Data section section start

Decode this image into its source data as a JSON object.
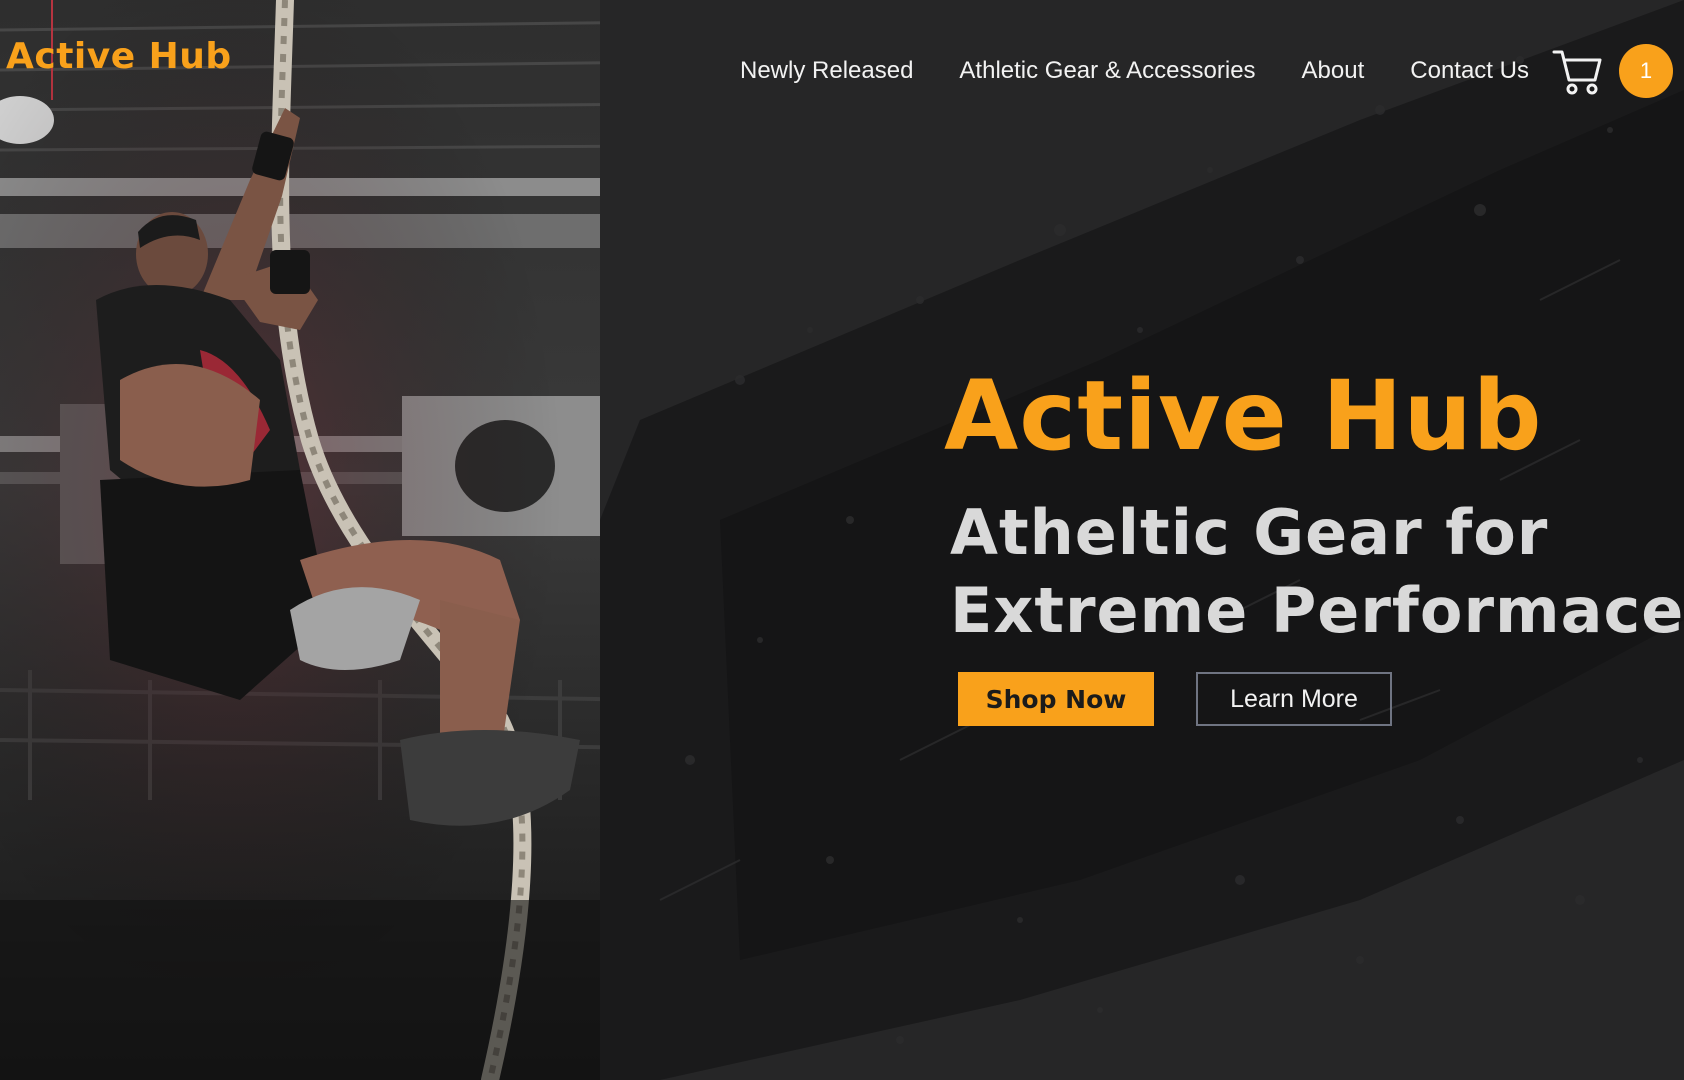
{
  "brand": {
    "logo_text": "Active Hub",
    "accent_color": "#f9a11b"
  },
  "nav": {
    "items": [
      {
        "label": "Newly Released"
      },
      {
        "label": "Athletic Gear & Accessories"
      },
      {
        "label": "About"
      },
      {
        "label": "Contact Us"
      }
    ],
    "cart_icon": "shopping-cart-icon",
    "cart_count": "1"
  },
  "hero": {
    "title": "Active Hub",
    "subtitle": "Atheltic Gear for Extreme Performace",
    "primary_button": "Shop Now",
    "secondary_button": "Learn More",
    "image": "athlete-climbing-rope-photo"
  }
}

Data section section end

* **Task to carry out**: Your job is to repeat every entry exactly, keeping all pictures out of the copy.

* **Solution**:
Decode this image into its source data as a JSON object.
{
  "brand": {
    "logo_text": "Active Hub",
    "accent_color": "#f9a11b"
  },
  "nav": {
    "items": [
      {
        "label": "Newly Released"
      },
      {
        "label": "Athletic Gear & Accessories"
      },
      {
        "label": "About"
      },
      {
        "label": "Contact Us"
      }
    ],
    "cart_icon": "shopping-cart-icon",
    "cart_count": "1"
  },
  "hero": {
    "title": "Active Hub",
    "subtitle": "Atheltic Gear for Extreme Performace",
    "primary_button": "Shop Now",
    "secondary_button": "Learn More",
    "image": "athlete-climbing-rope-photo"
  }
}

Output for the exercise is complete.